* _PROBLEM_
Return only those lines of the listing that hold the word "parquet".
(RECORD SET begins)
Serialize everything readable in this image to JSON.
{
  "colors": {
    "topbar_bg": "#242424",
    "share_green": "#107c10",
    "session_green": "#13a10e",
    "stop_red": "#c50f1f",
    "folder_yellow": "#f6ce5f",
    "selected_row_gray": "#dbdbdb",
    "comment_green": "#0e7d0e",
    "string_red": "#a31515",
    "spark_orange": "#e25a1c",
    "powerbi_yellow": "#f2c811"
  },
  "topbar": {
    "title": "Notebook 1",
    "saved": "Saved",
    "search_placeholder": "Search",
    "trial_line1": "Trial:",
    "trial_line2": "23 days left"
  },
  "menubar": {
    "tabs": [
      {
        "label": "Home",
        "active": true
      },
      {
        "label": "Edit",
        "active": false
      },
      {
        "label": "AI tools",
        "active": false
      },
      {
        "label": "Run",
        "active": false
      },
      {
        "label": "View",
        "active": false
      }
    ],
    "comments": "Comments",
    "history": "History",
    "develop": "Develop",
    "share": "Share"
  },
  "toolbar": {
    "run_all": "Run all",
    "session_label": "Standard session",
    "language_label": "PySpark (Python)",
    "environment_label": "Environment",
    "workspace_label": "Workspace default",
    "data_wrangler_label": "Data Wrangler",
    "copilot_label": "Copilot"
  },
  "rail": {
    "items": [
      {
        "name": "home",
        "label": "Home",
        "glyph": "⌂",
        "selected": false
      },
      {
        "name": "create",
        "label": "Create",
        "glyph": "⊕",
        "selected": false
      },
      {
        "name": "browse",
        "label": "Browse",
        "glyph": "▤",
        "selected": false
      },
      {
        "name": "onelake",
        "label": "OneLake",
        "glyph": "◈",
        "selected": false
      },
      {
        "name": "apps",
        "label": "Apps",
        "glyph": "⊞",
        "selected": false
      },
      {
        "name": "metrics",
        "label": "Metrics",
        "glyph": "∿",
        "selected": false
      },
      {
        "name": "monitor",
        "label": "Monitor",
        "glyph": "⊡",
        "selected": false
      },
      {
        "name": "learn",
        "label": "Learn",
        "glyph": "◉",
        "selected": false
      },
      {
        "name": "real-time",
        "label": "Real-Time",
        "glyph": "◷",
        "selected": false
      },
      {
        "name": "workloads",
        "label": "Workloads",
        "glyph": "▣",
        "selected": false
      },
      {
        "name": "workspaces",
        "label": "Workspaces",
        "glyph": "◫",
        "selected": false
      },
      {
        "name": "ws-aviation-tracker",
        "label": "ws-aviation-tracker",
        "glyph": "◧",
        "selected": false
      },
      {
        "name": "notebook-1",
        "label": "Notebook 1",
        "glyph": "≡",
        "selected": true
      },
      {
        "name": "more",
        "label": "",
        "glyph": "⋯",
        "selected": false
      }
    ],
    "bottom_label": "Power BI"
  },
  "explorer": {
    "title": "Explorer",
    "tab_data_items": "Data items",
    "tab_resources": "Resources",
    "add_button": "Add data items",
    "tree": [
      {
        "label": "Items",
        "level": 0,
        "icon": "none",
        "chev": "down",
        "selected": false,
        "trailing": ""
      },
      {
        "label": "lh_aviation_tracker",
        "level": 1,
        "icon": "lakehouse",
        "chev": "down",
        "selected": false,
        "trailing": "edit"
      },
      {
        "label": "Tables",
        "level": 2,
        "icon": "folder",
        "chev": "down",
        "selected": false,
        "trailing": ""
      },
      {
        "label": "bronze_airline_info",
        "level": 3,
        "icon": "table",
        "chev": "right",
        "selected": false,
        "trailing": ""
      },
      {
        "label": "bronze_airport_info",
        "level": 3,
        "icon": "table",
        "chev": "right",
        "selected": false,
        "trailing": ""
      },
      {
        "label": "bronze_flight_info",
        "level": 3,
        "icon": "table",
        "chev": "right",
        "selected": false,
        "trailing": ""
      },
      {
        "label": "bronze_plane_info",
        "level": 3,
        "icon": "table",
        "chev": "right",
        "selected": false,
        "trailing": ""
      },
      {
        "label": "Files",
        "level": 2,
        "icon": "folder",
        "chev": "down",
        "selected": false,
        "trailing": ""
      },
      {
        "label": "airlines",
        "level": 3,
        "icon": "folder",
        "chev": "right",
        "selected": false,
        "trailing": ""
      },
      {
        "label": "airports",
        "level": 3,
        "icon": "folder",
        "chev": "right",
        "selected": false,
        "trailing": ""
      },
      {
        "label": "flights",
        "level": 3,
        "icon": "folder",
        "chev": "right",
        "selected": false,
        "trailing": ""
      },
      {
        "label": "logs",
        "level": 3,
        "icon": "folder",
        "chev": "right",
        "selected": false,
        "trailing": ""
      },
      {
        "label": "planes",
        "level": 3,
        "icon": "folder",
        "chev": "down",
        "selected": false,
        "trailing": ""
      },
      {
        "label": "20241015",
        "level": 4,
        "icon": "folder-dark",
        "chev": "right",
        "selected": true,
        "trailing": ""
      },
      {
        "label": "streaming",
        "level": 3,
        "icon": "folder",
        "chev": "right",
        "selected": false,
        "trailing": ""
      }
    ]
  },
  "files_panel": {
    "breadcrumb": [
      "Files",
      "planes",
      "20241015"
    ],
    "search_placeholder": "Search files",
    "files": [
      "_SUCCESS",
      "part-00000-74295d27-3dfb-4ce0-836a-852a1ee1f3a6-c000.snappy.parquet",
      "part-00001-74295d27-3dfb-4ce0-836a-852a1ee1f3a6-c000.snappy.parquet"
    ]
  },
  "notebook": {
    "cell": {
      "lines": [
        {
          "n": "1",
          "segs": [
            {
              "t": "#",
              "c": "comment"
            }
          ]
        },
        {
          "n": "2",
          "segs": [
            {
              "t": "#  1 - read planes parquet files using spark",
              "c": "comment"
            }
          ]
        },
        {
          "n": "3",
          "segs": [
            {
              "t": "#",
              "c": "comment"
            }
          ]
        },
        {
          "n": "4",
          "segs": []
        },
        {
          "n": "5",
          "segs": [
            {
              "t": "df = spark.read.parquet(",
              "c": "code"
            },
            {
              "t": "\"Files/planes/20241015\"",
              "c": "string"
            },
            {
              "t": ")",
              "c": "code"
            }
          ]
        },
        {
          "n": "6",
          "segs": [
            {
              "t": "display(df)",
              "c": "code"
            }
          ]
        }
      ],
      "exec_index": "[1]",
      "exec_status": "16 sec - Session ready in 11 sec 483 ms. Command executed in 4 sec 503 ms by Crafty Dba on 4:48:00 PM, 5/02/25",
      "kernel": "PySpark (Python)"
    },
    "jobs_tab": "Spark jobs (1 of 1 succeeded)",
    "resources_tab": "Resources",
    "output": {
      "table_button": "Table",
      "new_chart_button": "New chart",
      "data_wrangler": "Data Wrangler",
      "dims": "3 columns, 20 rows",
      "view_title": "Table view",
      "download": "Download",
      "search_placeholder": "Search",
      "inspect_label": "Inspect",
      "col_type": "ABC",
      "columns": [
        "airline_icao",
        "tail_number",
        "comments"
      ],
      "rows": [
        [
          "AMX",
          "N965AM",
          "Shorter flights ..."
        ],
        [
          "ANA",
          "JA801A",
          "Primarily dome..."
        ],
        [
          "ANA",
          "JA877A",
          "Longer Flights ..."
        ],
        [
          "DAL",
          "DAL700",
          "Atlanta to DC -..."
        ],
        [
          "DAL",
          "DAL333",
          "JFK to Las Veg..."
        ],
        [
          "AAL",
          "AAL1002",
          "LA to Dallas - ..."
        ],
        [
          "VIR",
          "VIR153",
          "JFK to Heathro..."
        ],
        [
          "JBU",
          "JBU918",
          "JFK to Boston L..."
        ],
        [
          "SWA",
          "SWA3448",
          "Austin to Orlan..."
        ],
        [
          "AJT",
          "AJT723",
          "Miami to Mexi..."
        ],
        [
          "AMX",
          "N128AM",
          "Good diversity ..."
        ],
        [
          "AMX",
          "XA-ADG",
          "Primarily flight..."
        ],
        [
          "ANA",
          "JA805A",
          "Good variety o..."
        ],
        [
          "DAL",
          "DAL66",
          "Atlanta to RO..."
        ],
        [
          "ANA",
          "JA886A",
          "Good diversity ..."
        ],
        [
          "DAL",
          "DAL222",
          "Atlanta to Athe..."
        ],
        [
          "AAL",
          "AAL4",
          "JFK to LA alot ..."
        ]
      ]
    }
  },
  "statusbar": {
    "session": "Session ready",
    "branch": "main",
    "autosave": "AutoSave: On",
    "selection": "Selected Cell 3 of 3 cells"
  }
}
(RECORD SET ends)
* _RESULT OF THE TASK_
      "part-00000-74295d27-3dfb-4ce0-836a-852a1ee1f3a6-c000.snappy.parquet",
      "part-00001-74295d27-3dfb-4ce0-836a-852a1ee1f3a6-c000.snappy.parquet"
              "t": "#  1 - read planes parquet files using spark",
              "t": "df = spark.read.parquet(",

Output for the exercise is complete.